Would you please copy every line below that includes the string "text"?

Extracted data entries
^^^^^^^^^^^^^^^^

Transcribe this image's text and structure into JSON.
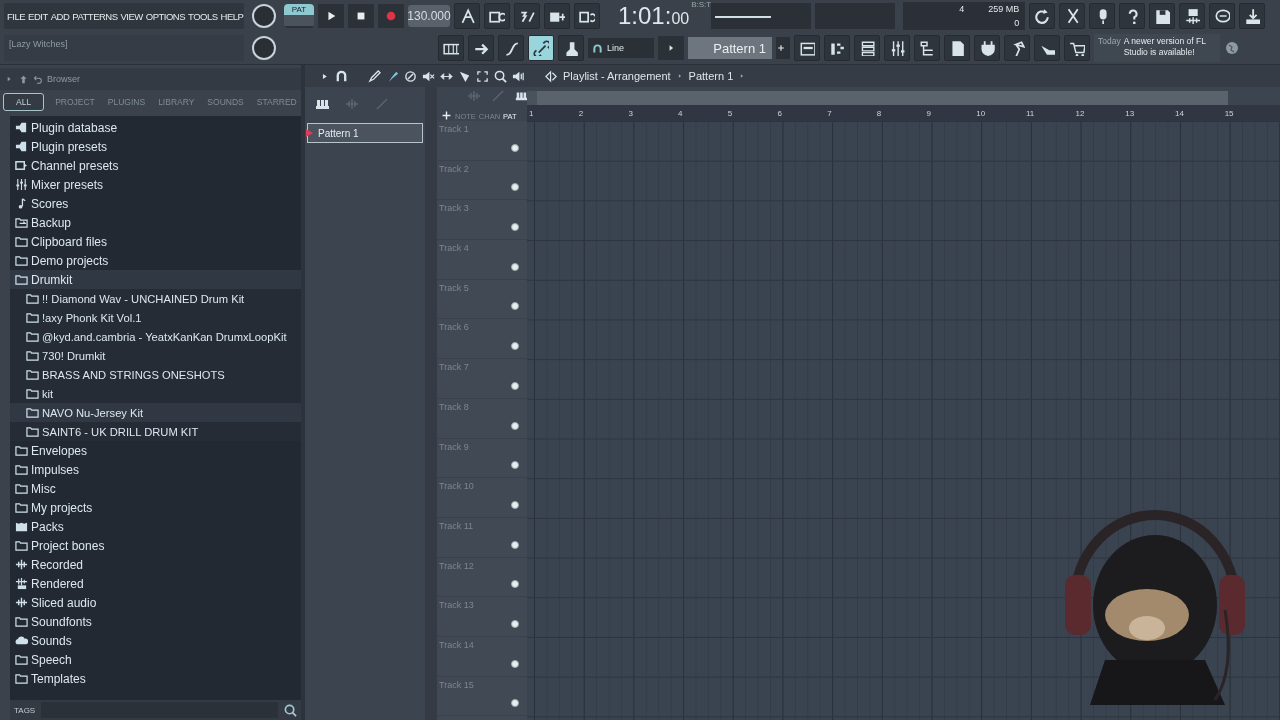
{
  "menu": [
    "FILE",
    "EDIT",
    "ADD",
    "PATTERNS",
    "VIEW",
    "OPTIONS",
    "TOOLS",
    "HELP"
  ],
  "hint": "[Lazy Witches]",
  "transport": {
    "mode": "PAT",
    "pattern_mode": true,
    "tempo": "130.000"
  },
  "time": {
    "main": "1:01:",
    "sub": "00",
    "label": "B:S:T"
  },
  "monitor": {
    "cpu": "4",
    "memory": "259 MB",
    "voices": "0"
  },
  "snap": "Line",
  "pattern_selector": "Pattern 1",
  "news": {
    "when": "Today",
    "text": "A newer version of FL Studio is available!"
  },
  "browser": {
    "title": "Browser",
    "tabs": [
      {
        "label": "ALL",
        "selected": true
      },
      {
        "label": "PROJECT",
        "selected": false
      },
      {
        "label": "PLUGINS",
        "selected": false
      },
      {
        "label": "LIBRARY",
        "selected": false
      },
      {
        "label": "SOUNDS",
        "selected": false
      },
      {
        "label": "STARRED",
        "selected": false
      }
    ],
    "items": [
      {
        "label": "Plugin database",
        "kind": "plugin",
        "selected": false
      },
      {
        "label": "Plugin presets",
        "kind": "plugin",
        "selected": false
      },
      {
        "label": "Channel presets",
        "kind": "channel",
        "selected": false
      },
      {
        "label": "Mixer presets",
        "kind": "mixer",
        "selected": false
      },
      {
        "label": "Scores",
        "kind": "score",
        "selected": false
      },
      {
        "label": "Backup",
        "kind": "backup",
        "selected": false
      },
      {
        "label": "Clipboard files",
        "kind": "folder",
        "selected": false
      },
      {
        "label": "Demo projects",
        "kind": "folder",
        "selected": false
      },
      {
        "label": "Drumkit",
        "kind": "folder",
        "selected": true,
        "children": [
          {
            "label": "!! Diamond Wav - UNCHAINED Drum Kit",
            "kind": "folder",
            "selected": false
          },
          {
            "label": "!axy Phonk Kit Vol.1",
            "kind": "folder",
            "selected": false
          },
          {
            "label": "@kyd.and.cambria - YeatxKanKan DrumxLoopKit",
            "kind": "folder",
            "selected": false
          },
          {
            "label": "730! Drumkit",
            "kind": "folder",
            "selected": false
          },
          {
            "label": "BRASS AND STRINGS ONESHOTS",
            "kind": "folder",
            "selected": false
          },
          {
            "label": "kit",
            "kind": "folder",
            "selected": false
          },
          {
            "label": "NAVO Nu-Jersey Kit",
            "kind": "folder",
            "selected": true
          },
          {
            "label": "SAINT6 - UK DRILL DRUM KIT",
            "kind": "folder",
            "selected": false
          }
        ]
      },
      {
        "label": "Envelopes",
        "kind": "folder",
        "selected": false
      },
      {
        "label": "Impulses",
        "kind": "folder",
        "selected": false
      },
      {
        "label": "Misc",
        "kind": "folder",
        "selected": false
      },
      {
        "label": "My projects",
        "kind": "folder",
        "selected": false
      },
      {
        "label": "Packs",
        "kind": "packs",
        "selected": false
      },
      {
        "label": "Project bones",
        "kind": "folder",
        "selected": false
      },
      {
        "label": "Recorded",
        "kind": "wave",
        "selected": false
      },
      {
        "label": "Rendered",
        "kind": "rendered",
        "selected": false
      },
      {
        "label": "Sliced audio",
        "kind": "wave",
        "selected": false
      },
      {
        "label": "Soundfonts",
        "kind": "folder",
        "selected": false
      },
      {
        "label": "Sounds",
        "kind": "cloud",
        "selected": false
      },
      {
        "label": "Speech",
        "kind": "folder",
        "selected": false
      },
      {
        "label": "Templates",
        "kind": "folder",
        "selected": false
      }
    ],
    "footer": "TAGS"
  },
  "playlist": {
    "title": "Playlist - Arrangement",
    "pattern": "Pattern 1",
    "modes": [
      {
        "label": "NOTE",
        "selected": false
      },
      {
        "label": "CHAN",
        "selected": false
      },
      {
        "label": "PAT",
        "selected": true
      }
    ],
    "patterns": [
      {
        "name": "Pattern 1",
        "selected": true
      }
    ],
    "tracks": [
      "Track 1",
      "Track 2",
      "Track 3",
      "Track 4",
      "Track 5",
      "Track 6",
      "Track 7",
      "Track 8",
      "Track 9",
      "Track 10",
      "Track 11",
      "Track 12",
      "Track 13",
      "Track 14",
      "Track 15"
    ],
    "bars": [
      "1",
      "2",
      "3",
      "4",
      "5",
      "6",
      "7",
      "8",
      "9",
      "10",
      "11",
      "12",
      "13",
      "14",
      "15"
    ]
  }
}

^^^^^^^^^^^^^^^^

EXERCISE RESULT ->
Transcribe this image's text and structure into JSON.
    "text": "A newer version of FL Studio is available!"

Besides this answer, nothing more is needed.